      I will admit I haven’t seen the Terminator movies in years, so my impression is based on a much younger version of me watching them years ago. But I did always see the Linda Hamilton character as more masculine than feminine and it was one that probably bothered me the most. I didn’t see her vulnerability or her weaknesses. I saw fear and anger and an unrelenting toughness that I couldn’t relate to. And I felt that she responded to that fear in a very masculine, aggressive way. I think now, though, I can see the femininity in that toughness, the way women *endure* in a very specific way and make sacrifices without apology. Which is why I loved the Lena Headey version so much. I see in her EVERYTHING you described above – the vulnerability and the strength, the motherhood and the weight of raising a boy and a soldier and making mistakes and having to deal with the consequences. The contrast between those two versions of that character has always been extremely interesting to me. I also think you make a really interesting point about her being a mother. Both Ripley and Sarah Connor were given that motherhood aspect to their characters and you do see how it affected them in specific ways.
      The funny thing is, I see Starbuck as more feminine than Linda Hamilton’s Sarah Connor.
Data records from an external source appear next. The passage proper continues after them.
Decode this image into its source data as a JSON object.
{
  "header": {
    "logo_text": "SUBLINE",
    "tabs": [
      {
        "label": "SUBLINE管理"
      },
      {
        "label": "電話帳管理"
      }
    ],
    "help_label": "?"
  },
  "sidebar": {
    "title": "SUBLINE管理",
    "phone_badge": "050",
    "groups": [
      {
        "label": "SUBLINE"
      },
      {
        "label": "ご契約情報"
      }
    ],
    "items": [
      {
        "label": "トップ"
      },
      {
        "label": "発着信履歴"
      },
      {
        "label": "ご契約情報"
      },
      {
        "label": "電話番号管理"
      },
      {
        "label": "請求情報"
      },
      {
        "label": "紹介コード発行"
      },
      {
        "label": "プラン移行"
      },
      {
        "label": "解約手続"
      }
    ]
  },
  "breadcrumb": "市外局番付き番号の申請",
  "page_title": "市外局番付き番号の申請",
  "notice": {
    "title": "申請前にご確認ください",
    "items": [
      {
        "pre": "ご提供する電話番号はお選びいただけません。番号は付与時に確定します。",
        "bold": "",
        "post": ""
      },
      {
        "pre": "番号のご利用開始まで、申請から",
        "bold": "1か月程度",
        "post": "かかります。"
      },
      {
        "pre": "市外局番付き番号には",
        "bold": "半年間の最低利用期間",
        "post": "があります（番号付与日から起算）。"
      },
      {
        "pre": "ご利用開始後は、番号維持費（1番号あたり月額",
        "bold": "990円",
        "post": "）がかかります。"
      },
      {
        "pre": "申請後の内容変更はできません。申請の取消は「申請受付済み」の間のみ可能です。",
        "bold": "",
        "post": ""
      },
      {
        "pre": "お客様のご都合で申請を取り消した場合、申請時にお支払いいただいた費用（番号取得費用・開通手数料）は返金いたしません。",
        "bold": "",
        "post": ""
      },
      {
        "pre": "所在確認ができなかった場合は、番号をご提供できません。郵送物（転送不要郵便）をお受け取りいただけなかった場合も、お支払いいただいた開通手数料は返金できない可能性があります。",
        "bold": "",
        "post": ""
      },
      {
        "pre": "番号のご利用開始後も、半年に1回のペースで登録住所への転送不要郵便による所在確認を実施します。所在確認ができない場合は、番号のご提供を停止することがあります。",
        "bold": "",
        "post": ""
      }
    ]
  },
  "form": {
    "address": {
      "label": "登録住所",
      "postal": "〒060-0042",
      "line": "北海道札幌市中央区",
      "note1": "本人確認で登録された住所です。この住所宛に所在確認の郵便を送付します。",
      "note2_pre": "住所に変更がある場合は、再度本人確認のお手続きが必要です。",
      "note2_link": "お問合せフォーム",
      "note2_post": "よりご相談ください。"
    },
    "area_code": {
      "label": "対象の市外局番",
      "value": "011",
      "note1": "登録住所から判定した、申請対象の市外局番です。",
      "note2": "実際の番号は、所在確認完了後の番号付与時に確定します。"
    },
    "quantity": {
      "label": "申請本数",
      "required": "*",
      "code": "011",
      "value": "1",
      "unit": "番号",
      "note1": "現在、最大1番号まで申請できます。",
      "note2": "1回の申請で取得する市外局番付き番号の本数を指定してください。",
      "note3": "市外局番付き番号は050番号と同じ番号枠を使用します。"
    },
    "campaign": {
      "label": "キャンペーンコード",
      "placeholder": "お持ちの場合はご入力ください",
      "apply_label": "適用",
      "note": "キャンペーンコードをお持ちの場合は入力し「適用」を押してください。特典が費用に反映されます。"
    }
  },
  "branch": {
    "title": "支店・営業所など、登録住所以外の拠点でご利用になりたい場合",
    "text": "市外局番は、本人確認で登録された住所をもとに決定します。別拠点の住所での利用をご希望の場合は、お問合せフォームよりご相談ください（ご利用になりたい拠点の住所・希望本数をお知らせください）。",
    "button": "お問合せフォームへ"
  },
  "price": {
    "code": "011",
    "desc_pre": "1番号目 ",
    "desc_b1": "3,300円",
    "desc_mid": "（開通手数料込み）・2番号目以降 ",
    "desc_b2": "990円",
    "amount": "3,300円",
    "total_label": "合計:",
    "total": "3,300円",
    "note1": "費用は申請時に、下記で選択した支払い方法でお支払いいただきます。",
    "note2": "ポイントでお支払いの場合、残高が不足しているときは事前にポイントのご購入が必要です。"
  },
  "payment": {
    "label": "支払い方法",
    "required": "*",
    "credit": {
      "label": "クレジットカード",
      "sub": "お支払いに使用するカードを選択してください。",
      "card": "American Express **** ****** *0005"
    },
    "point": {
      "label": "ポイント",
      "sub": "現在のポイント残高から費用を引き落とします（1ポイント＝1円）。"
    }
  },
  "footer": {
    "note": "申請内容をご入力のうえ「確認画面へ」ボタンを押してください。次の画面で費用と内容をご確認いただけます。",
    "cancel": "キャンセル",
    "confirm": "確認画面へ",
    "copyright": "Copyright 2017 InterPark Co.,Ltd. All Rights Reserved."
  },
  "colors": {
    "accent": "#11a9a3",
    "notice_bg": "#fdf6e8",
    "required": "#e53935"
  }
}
I do think in the first season especially she was more masculine but being a tv show she also had a lot more room for depth – for the moments where she’s very much a girl in her own way. And I think it helps that she also has a sense of humor and is teasing and laughs because it’s her smile that reminds you of that girl in her. I also think Katee Sackoff worked intentionally to feminize Starbuck as the series moved on. Six is totally ALL woman, true. And fierce and strong and totally weak and vulnerable. I think Athena (and very specifically Athena – not Boomer) has more of a balance in her characteristics – she’s like the mid-point between Starbuck and Six. That’s one thing I love about that show – so much depth and diversity and complicated characters. It’s really awesome 🙂